Forum: Question authority Sat, 05 Sep 2009
Topic: Questioning authority

Randal,

Yes, it is. Everything that has been created is obviously not beyond time however defined, as it is in the process of ageing and disintegration from the moment it is created.

Forum: Question authority Sat, 05 Sep 2009
Topic: Questioning authority

Randal,

The illusions that you refer to--they, too, since they have been created, are caught in time. Only now is outside of time.

Forum: Insights Sat, 05 Sep 2009
Topic: Can one's mind be totally empty of ideas?

Randal,

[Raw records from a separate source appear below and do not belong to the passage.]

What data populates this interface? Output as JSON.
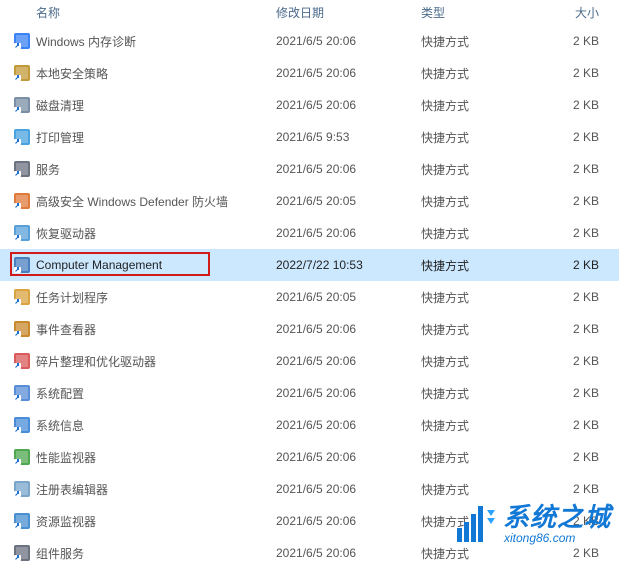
{
  "columns": {
    "name": "名称",
    "date": "修改日期",
    "type": "类型",
    "size": "大小"
  },
  "highlight_index": 7,
  "items": [
    {
      "name": "Windows 内存诊断",
      "date": "2021/6/5 20:06",
      "type": "快捷方式",
      "size": "2 KB",
      "icon": "memory-diag-icon"
    },
    {
      "name": "本地安全策略",
      "date": "2021/6/5 20:06",
      "type": "快捷方式",
      "size": "2 KB",
      "icon": "security-policy-icon"
    },
    {
      "name": "磁盘清理",
      "date": "2021/6/5 20:06",
      "type": "快捷方式",
      "size": "2 KB",
      "icon": "disk-cleanup-icon"
    },
    {
      "name": "打印管理",
      "date": "2021/6/5 9:53",
      "type": "快捷方式",
      "size": "2 KB",
      "icon": "print-mgmt-icon"
    },
    {
      "name": "服务",
      "date": "2021/6/5 20:06",
      "type": "快捷方式",
      "size": "2 KB",
      "icon": "services-icon"
    },
    {
      "name": "高级安全 Windows Defender 防火墙",
      "date": "2021/6/5 20:05",
      "type": "快捷方式",
      "size": "2 KB",
      "icon": "firewall-icon"
    },
    {
      "name": "恢复驱动器",
      "date": "2021/6/5 20:06",
      "type": "快捷方式",
      "size": "2 KB",
      "icon": "recovery-drive-icon"
    },
    {
      "name": "Computer Management",
      "date": "2022/7/22 10:53",
      "type": "快捷方式",
      "size": "2 KB",
      "icon": "computer-mgmt-icon"
    },
    {
      "name": "任务计划程序",
      "date": "2021/6/5 20:05",
      "type": "快捷方式",
      "size": "2 KB",
      "icon": "task-scheduler-icon"
    },
    {
      "name": "事件查看器",
      "date": "2021/6/5 20:06",
      "type": "快捷方式",
      "size": "2 KB",
      "icon": "event-viewer-icon"
    },
    {
      "name": "碎片整理和优化驱动器",
      "date": "2021/6/5 20:06",
      "type": "快捷方式",
      "size": "2 KB",
      "icon": "defrag-icon"
    },
    {
      "name": "系统配置",
      "date": "2021/6/5 20:06",
      "type": "快捷方式",
      "size": "2 KB",
      "icon": "system-config-icon"
    },
    {
      "name": "系统信息",
      "date": "2021/6/5 20:06",
      "type": "快捷方式",
      "size": "2 KB",
      "icon": "system-info-icon"
    },
    {
      "name": "性能监视器",
      "date": "2021/6/5 20:06",
      "type": "快捷方式",
      "size": "2 KB",
      "icon": "perf-monitor-icon"
    },
    {
      "name": "注册表编辑器",
      "date": "2021/6/5 20:06",
      "type": "快捷方式",
      "size": "2 KB",
      "icon": "regedit-icon"
    },
    {
      "name": "资源监视器",
      "date": "2021/6/5 20:06",
      "type": "快捷方式",
      "size": "2 KB",
      "icon": "resource-monitor-icon"
    },
    {
      "name": "组件服务",
      "date": "2021/6/5 20:06",
      "type": "快捷方式",
      "size": "2 KB",
      "icon": "component-services-icon"
    }
  ],
  "watermark": {
    "main": "系统之城",
    "sub": "xitong86.com"
  }
}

You say, in reply to one of the above posts, " . . . aren't you confusing cronological time, for psychological time? Thought/thinking is psychological time. Has anyone here, ever read any Krishnamurti? He frequently pointed out the difference."

So then, what is psychological time? It is the sense of the past and the future. I think you've said this yourself, more or less, that thought is the past, and with thought one imagines the future. As there is only the present--even more accurately, there is only now--the past and the future exist only psychologically. I would say it's possible to see beyond this illusion, to abandon it or to jettison it, as it was stated.

Perception is not of the past or of the future. It doesn't take time. If something isn't seen in the present, now, it isn't seen. If perception is spread over time, what you think you see will be an image.

Forum: Insights Sun, 06 Sep 2009
Topic: Can one's mind be totally empty of ideas?

"Now if one considers the entity that says, 'I don't know. I am not sure. I am not certain. I don't see,' is that an entity at all?"

I would say that it is. It is the psychological "I," the Self, behind these questions. Certainly that which is living has no need to ask these questions.

Forum: Insights Sun, 06 Sep 2009
Topic: Can one's mind be totally empty of ideas?

An entity is defined in the dictionary, and I go by that.

Forum: Insights Sun, 06 Sep 2009
Topic: Can one's mind be totally empty of ideas?

". . . the self always knows something, no matter what it says, but it can't really know that it's limited without seeing from beyond itself just what its limitations are."

The self can't do or know anything, since it's a construct. It's a thought at it's center, surrounded by a bunch of other thoughts. We call it consciousness.

Forum: Insights Sun, 06 Sep 2009
Topic: Can one's mind be totally empty of ideas?

"Illusory psychological time. Everyone speaks from there, not the present."

Most of us agree that the idea of a past flowing into a present and on into a future is psychological time. There was a past and there might be a future, but there is actually only the present. We say the present is the only reality, and the matter is dropped.

But what is the "present"? Is it today? Because this morning and ten minutes ago are just as much gone, just as much in the past, as the Jurassic Period.

The present is now. It's not so much as a minute ago. I wonder if we realize the significance of this. For one thing, life can only be now. If something is living, it is living now, not in some vague "present."

Forum: Insights Mon, 07 Sep 2009
Topic: Can one's mind be totally empty of ideas?

I think the problem is with our computers. I have an Apple also. There simply isn't any "quote" link on my screen or anywhere else on the page. I post quotes as you do. Cut and paste.

Meanwhile, back at the posts, you ask, isn't the absence of the observer the "now." But the now is all around us, we're in it (the now is all there is) and we're observers. We're alive, and can only be alive now.

Forum: Insights Mon, 07 Sep 2009
Topic: Can one's mind be totally empty of ideas?

Hermann,

I said, "We're alive, and can only be alive now."

And you replied, ". . . the NOW is all around us, but we live in the past."

Logically, we do not, cannot live in the past. How can something actually be alive in the past?

What is in the past is our consciousness. But are we only that which makes up our consciousness? Obviously not, because we are alive, now. That which knows consciousness, but is not of it, is of the now. Consciousness can never arrive at now because it is the past. It is memory.

Forum: Insights Mon, 07 Sep 2009
Topic: Can one's mind be totally empty of ideas?

Hi, rajaratnam,

You can delete the extra posts by hitting the "delete reply" on the extreme lower right corner of your post.